Collops for Shrove Monday
Long time roots...
Collop Monday is much less known about these days, let alone observed, but does have long-time roots.
The tradition established was that on Collop Monday small pieces of bacon would be fried and served with eggs, usually for breakfast. Later, the tradition of bacon and eggs for breakfast, as we all know, was to become one of the most popular American breakfasts.
Collop Monday is the last day to eat and cook meat before Lent. In Elizabethan times, a "collop" referred to a rasher (slice) of bacon. For Shrove Tuesday, the fat remaining in the pan from the frying would be used to make pancakes. In an earlier day fresh meat was cut into collops, or steaks, for salting or hanging until after Lent was over.
Nowadays, the word collops is applied to everything from aubergine (eggplant) to monkfish, but it is still customary for many to have eggs and collops, or eggs and bacon on this day.
An old recipe: English Eggs and Bacon

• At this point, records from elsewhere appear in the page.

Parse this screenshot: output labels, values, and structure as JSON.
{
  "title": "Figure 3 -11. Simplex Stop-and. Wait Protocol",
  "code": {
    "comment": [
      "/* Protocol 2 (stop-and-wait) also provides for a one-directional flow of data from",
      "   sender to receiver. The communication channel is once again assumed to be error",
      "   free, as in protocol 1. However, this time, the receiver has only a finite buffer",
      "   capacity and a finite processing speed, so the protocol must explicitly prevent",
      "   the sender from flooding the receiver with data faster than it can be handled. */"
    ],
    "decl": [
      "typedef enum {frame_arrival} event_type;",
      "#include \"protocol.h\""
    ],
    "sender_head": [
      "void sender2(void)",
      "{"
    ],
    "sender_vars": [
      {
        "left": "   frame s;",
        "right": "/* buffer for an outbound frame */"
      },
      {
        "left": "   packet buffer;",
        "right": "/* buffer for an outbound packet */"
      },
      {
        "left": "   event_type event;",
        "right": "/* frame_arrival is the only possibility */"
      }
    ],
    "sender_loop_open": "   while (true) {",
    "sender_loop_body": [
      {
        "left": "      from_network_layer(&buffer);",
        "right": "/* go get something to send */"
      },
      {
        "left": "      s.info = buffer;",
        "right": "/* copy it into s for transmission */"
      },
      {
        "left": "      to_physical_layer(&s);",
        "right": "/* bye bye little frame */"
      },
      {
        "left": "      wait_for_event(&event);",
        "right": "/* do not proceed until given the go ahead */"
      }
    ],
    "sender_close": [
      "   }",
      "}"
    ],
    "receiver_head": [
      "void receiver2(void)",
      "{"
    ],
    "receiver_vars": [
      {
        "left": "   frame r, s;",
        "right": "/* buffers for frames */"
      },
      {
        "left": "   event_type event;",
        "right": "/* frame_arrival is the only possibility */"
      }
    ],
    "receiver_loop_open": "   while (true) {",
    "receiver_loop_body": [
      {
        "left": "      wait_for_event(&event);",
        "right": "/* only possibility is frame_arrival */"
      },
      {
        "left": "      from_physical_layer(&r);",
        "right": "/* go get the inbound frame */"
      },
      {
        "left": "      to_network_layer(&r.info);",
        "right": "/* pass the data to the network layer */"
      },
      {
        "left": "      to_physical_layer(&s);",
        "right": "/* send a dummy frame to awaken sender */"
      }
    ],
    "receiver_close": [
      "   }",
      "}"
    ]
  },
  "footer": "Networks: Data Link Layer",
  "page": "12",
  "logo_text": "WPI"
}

Cut strips of bacon in 3-inch lengths, place them in a baking dish, and pour over them 3 tablespoons of cream. Bake in a moderate oven until the bacon is brown on one side, and then turn it over and brown the other. While the bacon is cooking, poach your eggs and serve on the bacon. This could be attractively done in individual ramekins.

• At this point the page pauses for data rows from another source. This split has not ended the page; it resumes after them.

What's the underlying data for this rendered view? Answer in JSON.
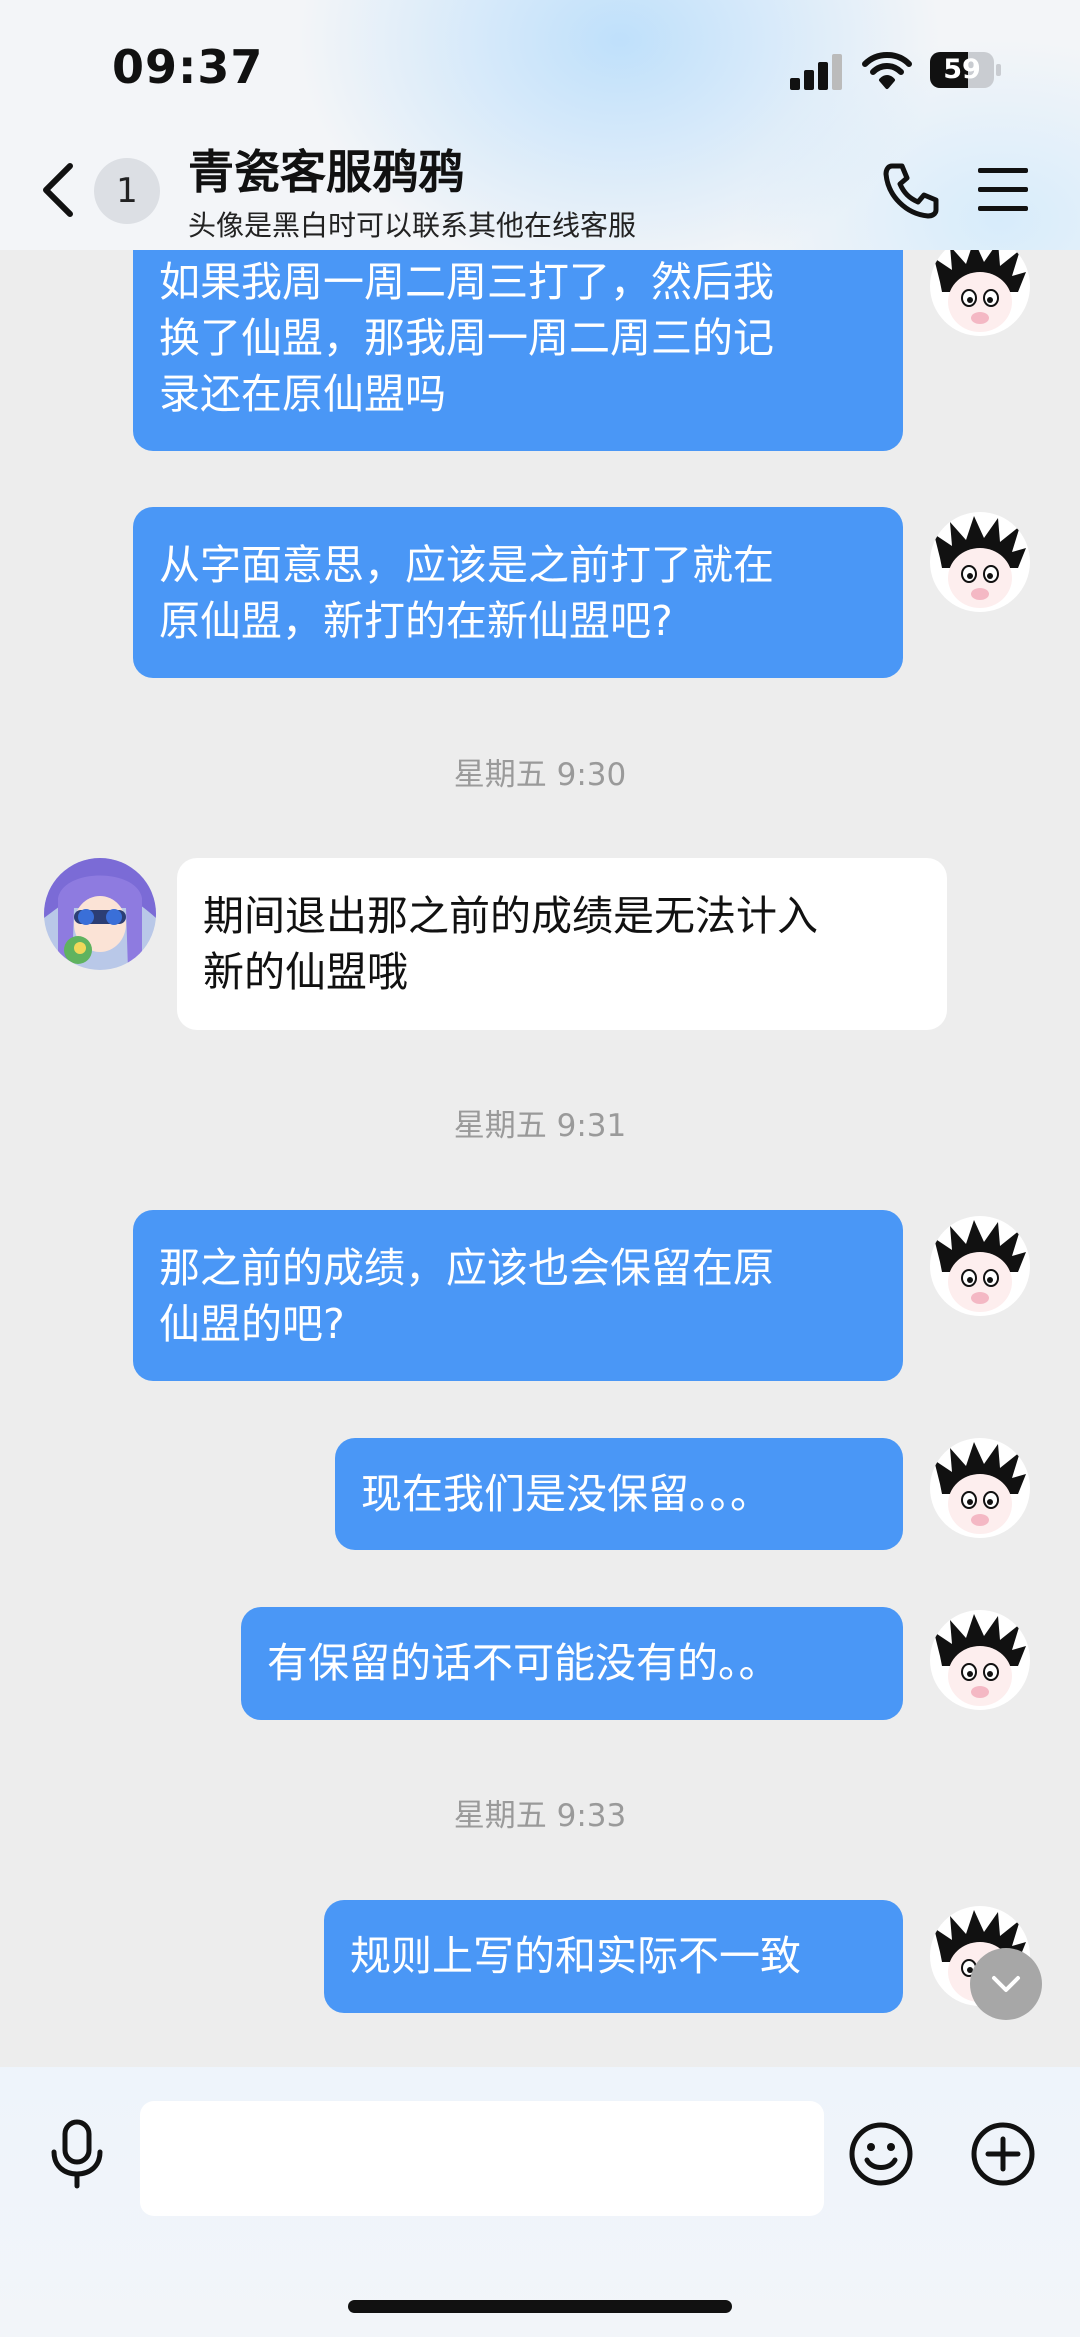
{
  "status_bar": {
    "time": "09:37",
    "battery": "59",
    "battery_level": 0.59
  },
  "header": {
    "unread_count": "1",
    "title": "青瓷客服鸦鸦",
    "subtitle": "头像是黑白时可以联系其他在线客服"
  },
  "messages": [
    {
      "side": "out",
      "lines": [
        "如果我周一周二周三打了，然后我",
        "换了仙盟，那我周一周二周三的记",
        "录还在原仙盟吗"
      ]
    },
    {
      "side": "out",
      "lines": [
        "从字面意思，应该是之前打了就在",
        "原仙盟，新打的在新仙盟吧?"
      ]
    },
    {
      "type": "time",
      "text": "星期五 9:30"
    },
    {
      "side": "in",
      "lines": [
        "期间退出那之前的成绩是无法计入",
        "新的仙盟哦"
      ]
    },
    {
      "type": "time",
      "text": "星期五 9:31"
    },
    {
      "side": "out",
      "lines": [
        "那之前的成绩，应该也会保留在原",
        "仙盟的吧?"
      ]
    },
    {
      "side": "out",
      "lines": [
        "现在我们是没保留。。。"
      ]
    },
    {
      "side": "out",
      "lines": [
        "有保留的话不可能没有的。。"
      ]
    },
    {
      "type": "time",
      "text": "星期五 9:33"
    },
    {
      "side": "out",
      "lines": [
        "规则上写的和实际不一致"
      ]
    }
  ],
  "input": {
    "placeholder": ""
  },
  "colors": {
    "outgoing_bubble": "#4a97f6",
    "incoming_bubble": "#ffffff",
    "background": "#ededed"
  }
}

Recipe Source: Feast Day Cookbook by Katherine Burton and Helmut Ripperger, David McKay Company, Inc., New York, 1951